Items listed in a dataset
# # # #

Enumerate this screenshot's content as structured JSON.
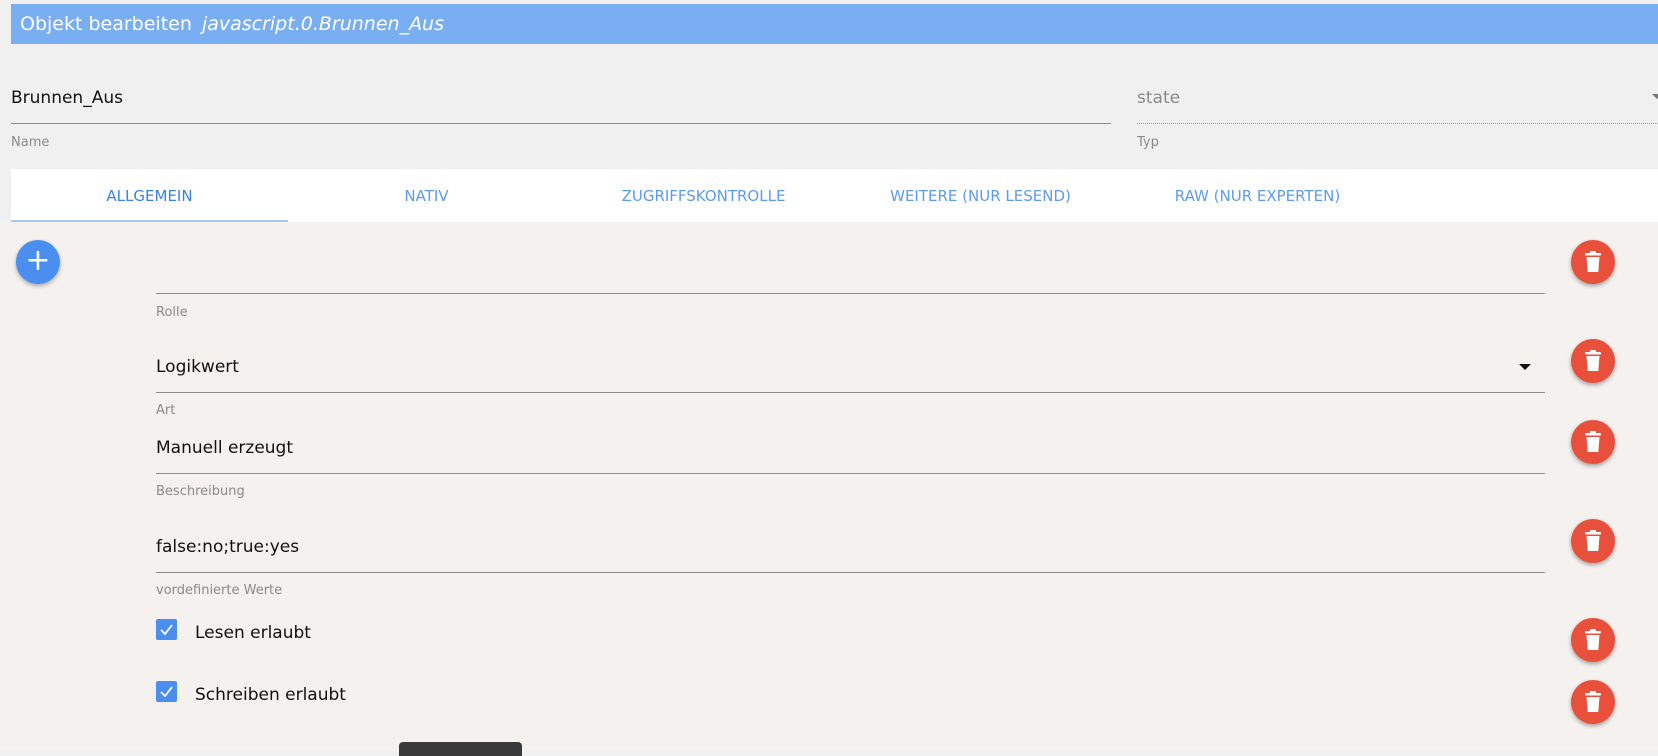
{
  "header": {
    "title": "Objekt bearbeiten",
    "object_id": "javascript.0.Brunnen_Aus"
  },
  "name_field": {
    "value": "Brunnen_Aus",
    "caption": "Name"
  },
  "type_field": {
    "value": "state",
    "caption": "Typ"
  },
  "tabs": [
    {
      "label": "ALLGEMEIN",
      "active": true
    },
    {
      "label": "NATIV",
      "active": false
    },
    {
      "label": "ZUGRIFFSKONTROLLE",
      "active": false
    },
    {
      "label": "WEITERE (NUR LESEND)",
      "active": false
    },
    {
      "label": "RAW (NUR EXPERTEN)",
      "active": false
    }
  ],
  "fields": {
    "rolle": {
      "value": "",
      "caption": "Rolle"
    },
    "art": {
      "value": "Logikwert",
      "caption": "Art"
    },
    "beschreibung": {
      "value": "Manuell erzeugt",
      "caption": "Beschreibung"
    },
    "werte": {
      "value": "false:no;true:yes",
      "caption": "vordefinierte Werte"
    }
  },
  "checkboxes": [
    {
      "label": "Lesen erlaubt",
      "checked": true
    },
    {
      "label": "Schreiben erlaubt",
      "checked": true
    }
  ],
  "icons": {
    "add": "plus-icon",
    "delete": "trash-icon",
    "check": "check-icon",
    "dropdown": "caret-down-icon"
  },
  "colors": {
    "titlebar": "#7aaef3",
    "accent": "#4a8ff0",
    "delete": "#e8503b",
    "tab_text": "#5d9cec"
  }
}
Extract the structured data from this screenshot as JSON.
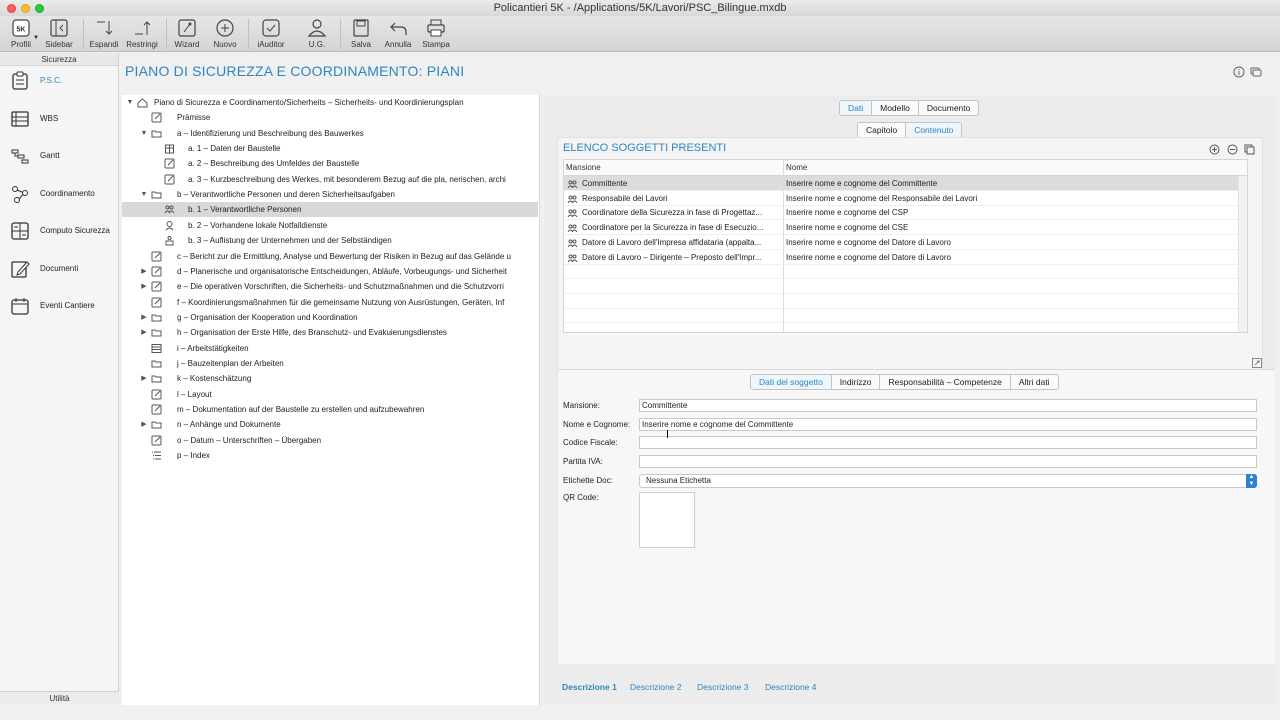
{
  "window": {
    "title": "Policantieri 5K - /Applications/5K/Lavori/PSC_Bilingue.mxdb"
  },
  "toolbar": {
    "profili": "Profili",
    "sidebar": "Sidebar",
    "espandi": "Espandi",
    "restringi": "Restringi",
    "wizard": "Wizard",
    "nuovo": "Nuovo",
    "iauditor": "iAuditor",
    "ug": "U.G.",
    "salva": "Salva",
    "annulla": "Annulla",
    "stampa": "Stampa",
    "logo_text": "5K"
  },
  "sidebar": {
    "header": "Sicurezza",
    "footer": "Utilità",
    "items": [
      {
        "label": "P.S.C.",
        "icon": "clipboard-icon",
        "active": true
      },
      {
        "label": "WBS",
        "icon": "list-icon"
      },
      {
        "label": "Gantt",
        "icon": "gantt-icon"
      },
      {
        "label": "Coordinamento",
        "icon": "network-icon"
      },
      {
        "label": "Computo Sicurezza",
        "icon": "calculator-icon"
      },
      {
        "label": "Documenti",
        "icon": "edit-document-icon"
      },
      {
        "label": "Eventi Cantiere",
        "icon": "calendar-icon"
      }
    ]
  },
  "page": {
    "title": "PIANO DI SICUREZZA E COORDINAMENTO: PIANI"
  },
  "tree": {
    "rows": [
      {
        "text": "Piano di Sicurezza e Coordinamento/Sicherheits – Sicherheits- und Koordinierungsplan",
        "level": 0,
        "disc": "open",
        "icon": "home-icon"
      },
      {
        "text": "Prämisse",
        "level": 1,
        "disc": "",
        "icon": "edit-icon"
      },
      {
        "text": "a – Identifizierung und Beschreibung des Bauwerkes",
        "level": 1,
        "disc": "open",
        "icon": "folder-icon"
      },
      {
        "text": "a.  1 – Daten der Baustelle",
        "level": 2,
        "disc": "",
        "icon": "building-icon"
      },
      {
        "text": "a.  2 – Beschreibung des Umfeldes der Baustelle",
        "level": 2,
        "disc": "",
        "icon": "edit-icon"
      },
      {
        "text": "a.  3 – Kurzbeschreibung des Werkes, mit besonderem Bezug auf die pla, nerischen, archi",
        "level": 2,
        "disc": "",
        "icon": "edit-icon"
      },
      {
        "text": "b – Verantwortliche Personen und deren Sicherheitsaufgaben",
        "level": 1,
        "disc": "open",
        "icon": "folder-icon"
      },
      {
        "text": "b.  1 – Verantwortliche Personen",
        "level": 2,
        "disc": "",
        "icon": "people-icon",
        "selected": true
      },
      {
        "text": "b.  2 – Vorhandene lokale Notfalldienste",
        "level": 2,
        "disc": "",
        "icon": "person-icon"
      },
      {
        "text": "b.  3 – Auflistung der Unternehmen und der Selbständigen",
        "level": 2,
        "disc": "",
        "icon": "company-icon"
      },
      {
        "text": "c – Bericht zur die Ermittlung, Analyse und Bewertung der Risiken in Bezug auf das Gelände u",
        "level": 1,
        "disc": "",
        "icon": "edit-icon"
      },
      {
        "text": "d – Planerische und organisatorische Entscheidungen, Abläufe, Vorbeugungs- und Sicherheit",
        "level": 1,
        "disc": "closed",
        "icon": "edit-icon"
      },
      {
        "text": "e – Die operativen Vorschriften, die Sicherheits- und Schutzmaßnahmen und die Schutzvorri",
        "level": 1,
        "disc": "closed",
        "icon": "edit-icon"
      },
      {
        "text": "f – Koordinierungsmaßnahmen für die gemeinsame Nutzung von Ausrüstungen, Geräten, Inf",
        "level": 1,
        "disc": "",
        "icon": "edit-icon"
      },
      {
        "text": "g – Organisation der Kooperation und Koordination",
        "level": 1,
        "disc": "closed",
        "icon": "folder-icon"
      },
      {
        "text": "h – Organisation der Erste Hilfe, des Branschutz- und Evakuierungsdienstes",
        "level": 1,
        "disc": "closed",
        "icon": "folder-icon"
      },
      {
        "text": "i – Arbeitstätigkeiten",
        "level": 1,
        "disc": "",
        "icon": "list-icon"
      },
      {
        "text": "j – Bauzeitenplan der Arbeiten",
        "level": 1,
        "disc": "",
        "icon": "folder-icon"
      },
      {
        "text": "k – Kostenschätzung",
        "level": 1,
        "disc": "closed",
        "icon": "folder-icon"
      },
      {
        "text": "l – Layout",
        "level": 1,
        "disc": "",
        "icon": "edit-icon"
      },
      {
        "text": "m – Dokumentation auf der Baustelle zu erstellen und aufzubewahren",
        "level": 1,
        "disc": "",
        "icon": "edit-icon"
      },
      {
        "text": "n – Anhänge und Dokumente",
        "level": 1,
        "disc": "closed",
        "icon": "folder-icon"
      },
      {
        "text": "o – Datum – Unterschriften – Übergaben",
        "level": 1,
        "disc": "",
        "icon": "edit-icon"
      },
      {
        "text": "p – Index",
        "level": 1,
        "disc": "",
        "icon": "index-icon"
      }
    ]
  },
  "right": {
    "tabs_top": [
      "Dati",
      "Modello",
      "Documento"
    ],
    "tabs_sub": [
      "Capitolo",
      "Contenuto"
    ],
    "section_title": "ELENCO SOGGETTI PRESENTI",
    "table": {
      "headers": [
        "Mansione",
        "Nome"
      ],
      "rows": [
        [
          "Committente",
          "Inserire nome e cognome del Committente"
        ],
        [
          "Responsabile dei Lavori",
          "Inserire nome e cognome del Responsabile dei Lavori"
        ],
        [
          "Coordinatore della Sicurezza in fase di Progettaz...",
          "Inserire nome e cognome del CSP"
        ],
        [
          "Coordinatore per la Sicurezza in fase di Esecuzio...",
          "Inserire nome e cognome del CSE"
        ],
        [
          "Datore di Lavoro dell'Impresa affidataria (appalta...",
          "Inserire nome e cognome del Datore di Lavoro"
        ],
        [
          "Datore di Lavoro – Dirigente – Preposto dell'Impr...",
          "Inserire nome e cognome del Datore di Lavoro"
        ]
      ]
    },
    "form_tabs": [
      "Dati del soggetto",
      "Indirizzo",
      "Responsabilità – Competenze",
      "Altri dati"
    ],
    "form": {
      "mansione_label": "Mansione:",
      "mansione_value": "Committente",
      "nome_label": "Nome e Cognome:",
      "nome_value": "Inserire nome e cognome del Committente",
      "cf_label": "Codice Fiscale:",
      "cf_value": "",
      "piva_label": "Partita IVA:",
      "piva_value": "",
      "etichette_label": "Etichette Doc:",
      "etichette_value": "Nessuna Etichetta",
      "qr_label": "QR Code:"
    },
    "desc_tabs": [
      "Descrizione 1",
      "Descrizione 2",
      "Descrizione 3",
      "Descrizione 4"
    ]
  },
  "colors": {
    "accent": "#2e86c1",
    "select_arrow": "#2e7fd6",
    "row_selected": "#d8d8d8"
  }
}
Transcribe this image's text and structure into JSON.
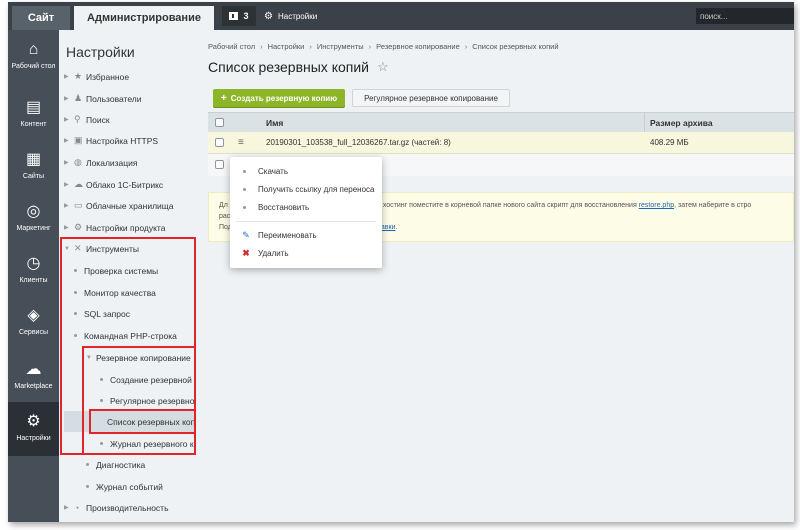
{
  "topbar": {
    "site_tab": "Сайт",
    "admin_tab": "Администрирование",
    "notifications_count": "3",
    "settings_label": "Настройки",
    "search_placeholder": "поиск..."
  },
  "iconbar": [
    {
      "label": "Рабочий стол",
      "icon": "home-icon"
    },
    {
      "label": "Контент",
      "icon": "document-icon"
    },
    {
      "label": "Сайты",
      "icon": "calendar-icon"
    },
    {
      "label": "Маркетинг",
      "icon": "target-icon"
    },
    {
      "label": "Клиенты",
      "icon": "clock-24-icon"
    },
    {
      "label": "Сервисы",
      "icon": "layers-icon"
    },
    {
      "label": "Marketplace",
      "icon": "cloud-download-icon"
    },
    {
      "label": "Настройки",
      "icon": "gear-icon",
      "active": true
    }
  ],
  "menu": {
    "title": "Настройки",
    "items": [
      {
        "label": "Избранное",
        "icon": "star-icon"
      },
      {
        "label": "Пользователи",
        "icon": "user-icon"
      },
      {
        "label": "Поиск",
        "icon": "search-icon"
      },
      {
        "label": "Настройка HTTPS",
        "icon": "lock-icon"
      },
      {
        "label": "Локализация",
        "icon": "globe-icon"
      },
      {
        "label": "Облако 1С-Битрикс",
        "icon": "cloud-icon"
      },
      {
        "label": "Облачные хранилища",
        "icon": "storage-icon"
      },
      {
        "label": "Настройки продукта",
        "icon": "settings-icon"
      },
      {
        "label": "Инструменты",
        "icon": "tools-icon"
      },
      {
        "label": "Проверка системы"
      },
      {
        "label": "Монитор качества"
      },
      {
        "label": "SQL запрос"
      },
      {
        "label": "Командная PHP-строка"
      },
      {
        "label": "Резервное копирование"
      },
      {
        "label": "Создание резервной ко"
      },
      {
        "label": "Регулярное резервное"
      },
      {
        "label": "Список резервных копи"
      },
      {
        "label": "Журнал резервного коп"
      },
      {
        "label": "Диагностика"
      },
      {
        "label": "Журнал событий"
      },
      {
        "label": "Производительность"
      }
    ]
  },
  "content": {
    "breadcrumb": [
      "Рабочий стол",
      "Настройки",
      "Инструменты",
      "Резервное копирование",
      "Список резервных копий"
    ],
    "page_title": "Список резервных копий",
    "create_button": "Создать резервную копию",
    "regular_button": "Регулярное резервное копирование",
    "table": {
      "col_name": "Имя",
      "col_size": "Размер архива",
      "rows": [
        {
          "name": "20190301_103538_full_12036267.tar.gz (частей: 8)",
          "size": "408.29 МБ"
        }
      ]
    },
    "info": {
      "l1": "Дл",
      "r1": "й хостинг поместите в корневой папке нового сайта скрипт для восстановления",
      "r1_link": "restore.php",
      "r1_tail": ", затем наберите в стро",
      "l2": "рас",
      "l3": "Под",
      "r3_link": "равки",
      "r3_tail": "."
    }
  },
  "popup": {
    "download": "Скачать",
    "get_link": "Получить ссылку для переноса",
    "restore": "Восстановить",
    "rename": "Переименовать",
    "delete": "Удалить"
  }
}
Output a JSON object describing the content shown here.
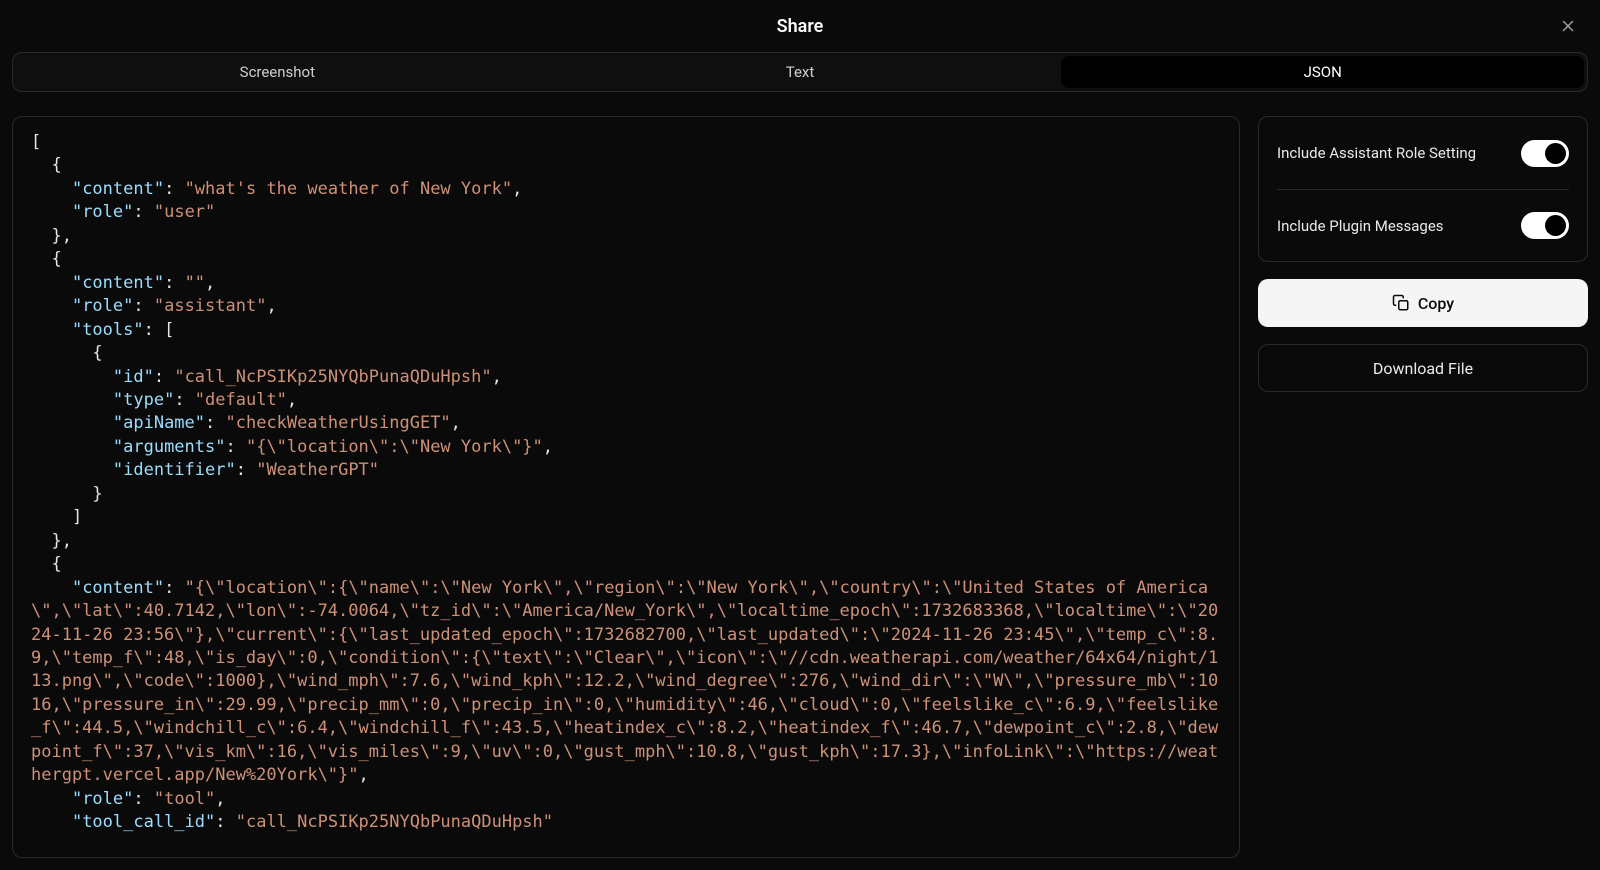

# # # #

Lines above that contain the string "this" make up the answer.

Enumerate this screenshot's content as structured JSON.
Extract the structured data from this screenshot as JSON.
Transcribe this image's text and structure into JSON.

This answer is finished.